PROBLEM DETAILS: Wherever the word "Установить" occurs in the lines below, copy the whole line.

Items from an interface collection
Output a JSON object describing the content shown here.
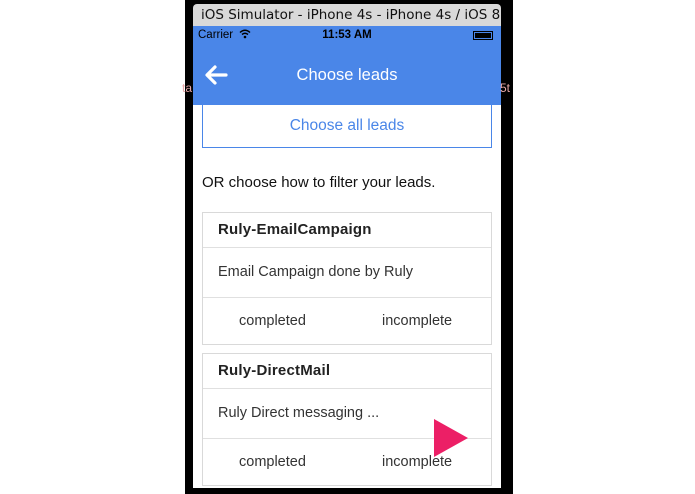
{
  "window": {
    "title": "iOS Simulator - iPhone 4s - iPhone 4s / iOS 8..."
  },
  "statusbar": {
    "carrier": "Carrier",
    "time": "11:53 AM"
  },
  "navbar": {
    "title": "Choose leads"
  },
  "ghost": {
    "left": "ta",
    "right": "5t"
  },
  "main": {
    "choose_all_label": "Choose all leads",
    "filter_text": "OR choose how to filter your leads."
  },
  "cards": [
    {
      "title": "Ruly-EmailCampaign",
      "description": "Email Campaign done by Ruly",
      "action_left": "completed",
      "action_right": "incomplete"
    },
    {
      "title": "Ruly-DirectMail",
      "description": "Ruly Direct messaging ...",
      "action_left": "completed",
      "action_right": "incomplete"
    }
  ],
  "colors": {
    "primary": "#4a86e8",
    "play": "#ec1f66",
    "frame": "#000000"
  },
  "icons": {
    "back": "back-arrow-icon",
    "wifi": "wifi-icon",
    "battery": "battery-icon",
    "play": "play-icon"
  }
}
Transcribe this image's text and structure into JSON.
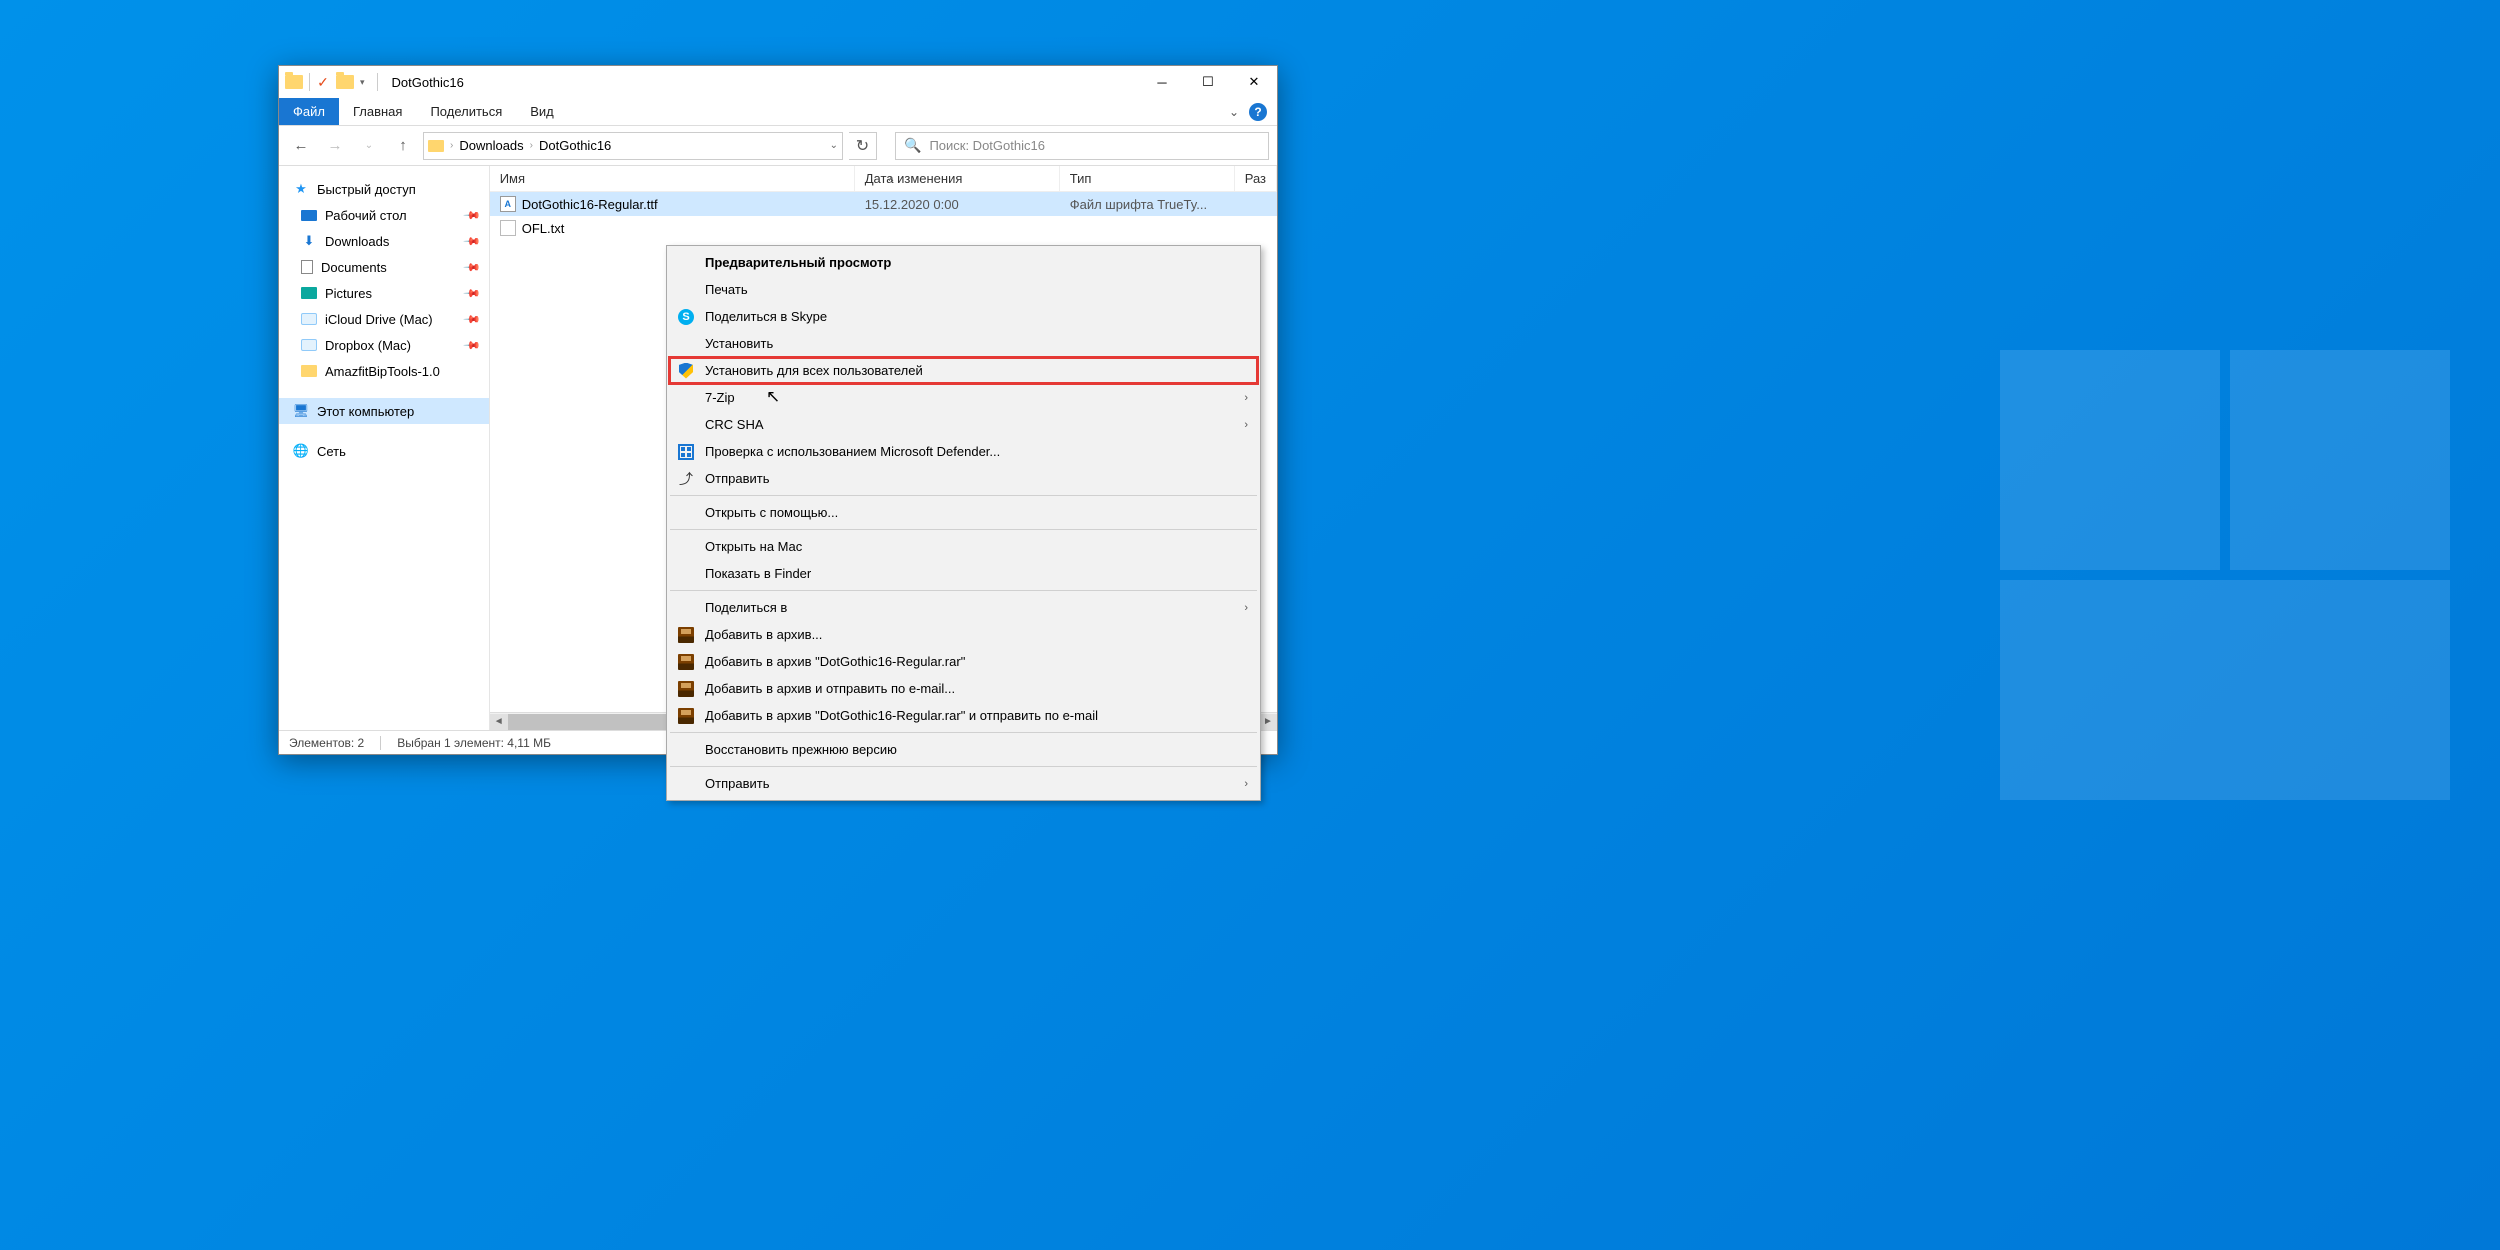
{
  "window": {
    "title": "DotGothic16"
  },
  "ribbon": {
    "file": "Файл",
    "home": "Главная",
    "share": "Поделиться",
    "view": "Вид"
  },
  "breadcrumb": {
    "seg1": "Downloads",
    "seg2": "DotGothic16"
  },
  "search": {
    "placeholder": "Поиск: DotGothic16"
  },
  "nav": {
    "quick": "Быстрый доступ",
    "desktop": "Рабочий стол",
    "downloads": "Downloads",
    "documents": "Documents",
    "pictures": "Pictures",
    "icloud": "iCloud Drive (Mac)",
    "dropbox": "Dropbox (Mac)",
    "amazfit": "AmazfitBipTools-1.0",
    "thispc": "Этот компьютер",
    "network": "Сеть"
  },
  "columns": {
    "name": "Имя",
    "date": "Дата изменения",
    "type": "Тип",
    "size": "Раз"
  },
  "files": {
    "row0": {
      "name": "DotGothic16-Regular.ttf",
      "date": "15.12.2020 0:00",
      "type": "Файл шрифта TrueTy..."
    },
    "row1": {
      "name": "OFL.txt"
    }
  },
  "status": {
    "items": "Элементов: 2",
    "selection": "Выбран 1 элемент: 4,11 МБ"
  },
  "ctx": {
    "preview": "Предварительный просмотр",
    "print": "Печать",
    "skype": "Поделиться в Skype",
    "install": "Установить",
    "install_all": "Установить для всех пользователей",
    "zip": "7-Zip",
    "crc": "CRC SHA",
    "defender": "Проверка с использованием Microsoft Defender...",
    "send": "Отправить",
    "openwith": "Открыть с помощью...",
    "openmac": "Открыть на Mac",
    "finder": "Показать в Finder",
    "sharein": "Поделиться в",
    "addarchive": "Добавить в архив...",
    "addrar": "Добавить в архив \"DotGothic16-Regular.rar\"",
    "addemail": "Добавить в архив и отправить по e-mail...",
    "addraremail": "Добавить в архив \"DotGothic16-Regular.rar\" и отправить по e-mail",
    "restore": "Восстановить прежнюю версию",
    "send2": "Отправить"
  }
}
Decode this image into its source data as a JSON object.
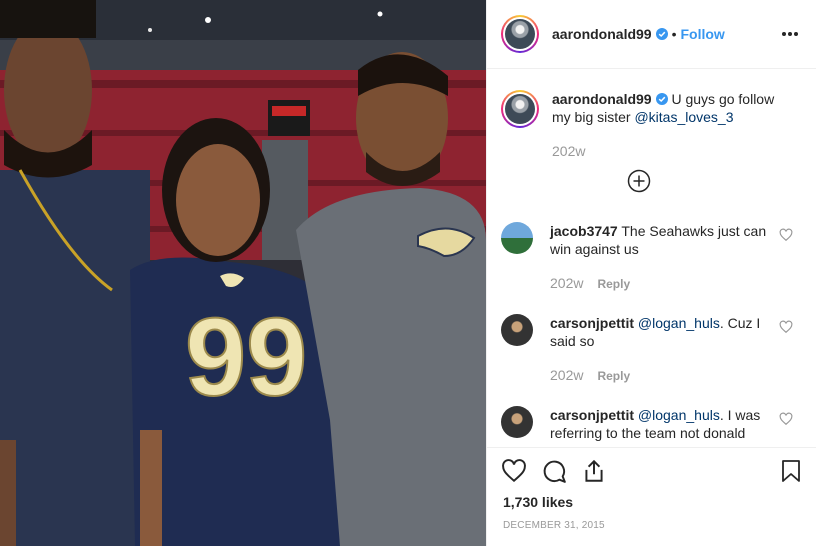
{
  "post": {
    "author": "aarondonald99",
    "follow_label": "Follow",
    "separator": "•",
    "more_icon": "more-horizontal-icon",
    "verified_icon": "verified-badge-icon",
    "colors": {
      "link": "#3897f0",
      "mention": "#003569",
      "muted": "#999999",
      "text": "#262626"
    }
  },
  "caption": {
    "user": "aarondonald99",
    "text": "U guys go follow my big sister ",
    "mention": "@kitas_loves_3",
    "time": "202w",
    "load_more_icon": "plus-circle-icon"
  },
  "comments": [
    {
      "user": "jacob3747",
      "text": "The Seahawks just can win against us",
      "mention": "",
      "time": "202w",
      "reply": "Reply"
    },
    {
      "user": "carsonjpettit",
      "mention": "@logan_huls",
      "text": ". Cuz I said so",
      "time": "202w",
      "reply": "Reply"
    },
    {
      "user": "carsonjpettit",
      "mention": "@logan_huls",
      "text": ". I was referring to the team not donald",
      "time": "",
      "reply": ""
    }
  ],
  "actions": {
    "like_icon": "heart-icon",
    "comment_icon": "comment-icon",
    "share_icon": "share-icon",
    "save_icon": "bookmark-icon",
    "likes": "1,730 likes",
    "date": "DECEMBER 31, 2015"
  },
  "photo": {
    "jersey_number": "99"
  }
}
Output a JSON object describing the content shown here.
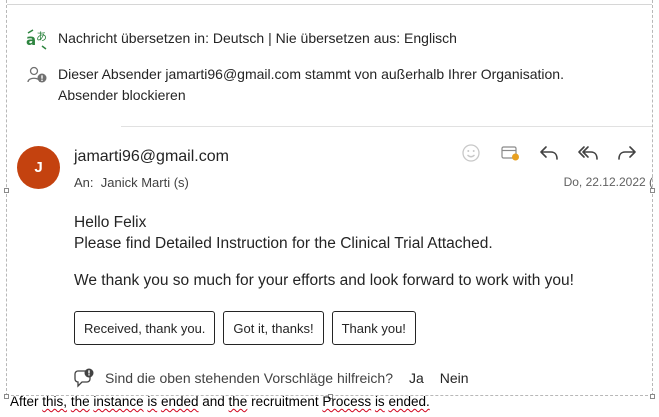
{
  "translation_bar": {
    "icon": "translate-icon",
    "prefix": "Nachricht übersetzen in: ",
    "translate_to": "Deutsch",
    "separator": " | ",
    "never_translate": "Nie übersetzen aus: Englisch"
  },
  "external_warning": {
    "icon": "external-people-icon",
    "text": "Dieser Absender jamarti96@gmail.com stammt von außerhalb Ihrer Organisation.",
    "block_link": "Absender blockieren"
  },
  "message": {
    "avatar_initial": "J",
    "avatar_color": "#c4420f",
    "sender": "jamarti96@gmail.com",
    "to_label": "An:",
    "to_value": "Janick Marti (s)",
    "date": "Do, 22.12.2022 (",
    "actions": [
      "emoji-react-icon",
      "calendar-icon",
      "reply-icon",
      "reply-all-icon",
      "forward-icon"
    ],
    "body": {
      "line1": "Hello Felix",
      "line2": "Please find Detailed Instruction for the Clinical Trial Attached.",
      "line3": "We thank you so much for your efforts and look forward to work with you!"
    }
  },
  "suggested_replies": [
    "Received, thank you.",
    "Got it, thanks!",
    "Thank you!"
  ],
  "feedback": {
    "icon": "feedback-icon",
    "question": "Sind die oben stehenden Vorschläge hilfreich?",
    "yes": "Ja",
    "no": "Nein"
  },
  "caption": {
    "w1": "After",
    "w2": "this,",
    "w3": "the",
    "w4": "instance",
    "w5": "is",
    "w6": "ended",
    "w7": "and",
    "w8": "the",
    "w9": "recruitment",
    "w10": "Process",
    "w11": "is",
    "w12": "ended."
  }
}
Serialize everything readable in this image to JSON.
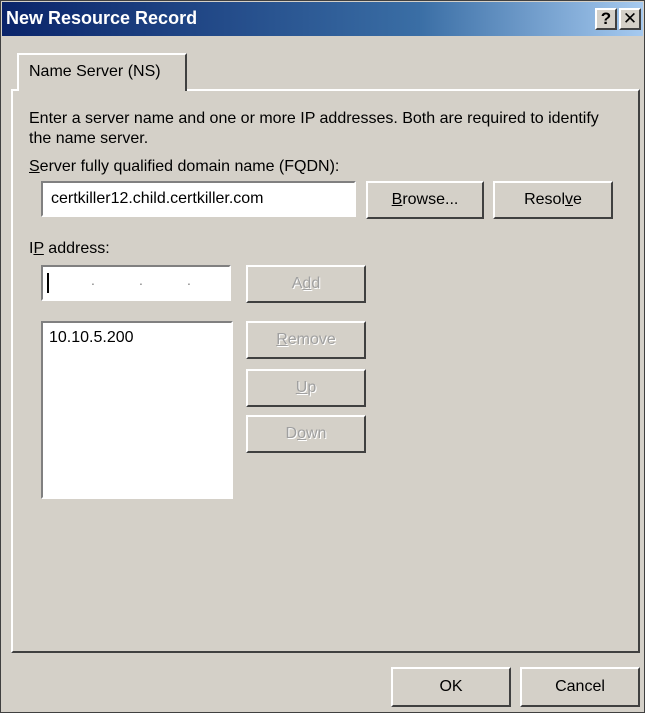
{
  "window": {
    "title": "New Resource Record",
    "help_glyph": "?",
    "close_glyph": "✕"
  },
  "tab": {
    "label": "Name Server (NS)"
  },
  "form": {
    "description": "Enter a server name and one or more IP addresses. Both are required to identify the name server.",
    "fqdn_label_mnemonic": "S",
    "fqdn_label_rest": "erver fully qualified domain name (FQDN):",
    "fqdn_value": "certkiller12.child.certkiller.com",
    "ip_label_first": "I",
    "ip_label_mnemonic": "P",
    "ip_label_rest": " address:",
    "ip_input_separators": [
      ".",
      ".",
      "."
    ],
    "ip_list": [
      "10.10.5.200"
    ]
  },
  "buttons": {
    "browse": {
      "mnemonic": "B",
      "rest": "rowse..."
    },
    "resolve": {
      "before": "Resol",
      "mnemonic": "v",
      "after": "e"
    },
    "add": {
      "before": "A",
      "mnemonic": "d",
      "after": "d"
    },
    "remove": {
      "mnemonic": "R",
      "rest": "emove"
    },
    "up": {
      "mnemonic": "U",
      "rest": "p"
    },
    "down": {
      "before": "D",
      "mnemonic": "o",
      "after": "wn"
    },
    "ok": "OK",
    "cancel": "Cancel"
  },
  "colors": {
    "title_gradient_start": "#0a246a",
    "title_gradient_end": "#a6caf0",
    "dialog_face": "#d4d0c8",
    "disabled_text": "#a0a0a0"
  }
}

OUTPUT FOR THIS TASK:
    "install": "Установить",
    "install_all": "Установить для всех пользователей",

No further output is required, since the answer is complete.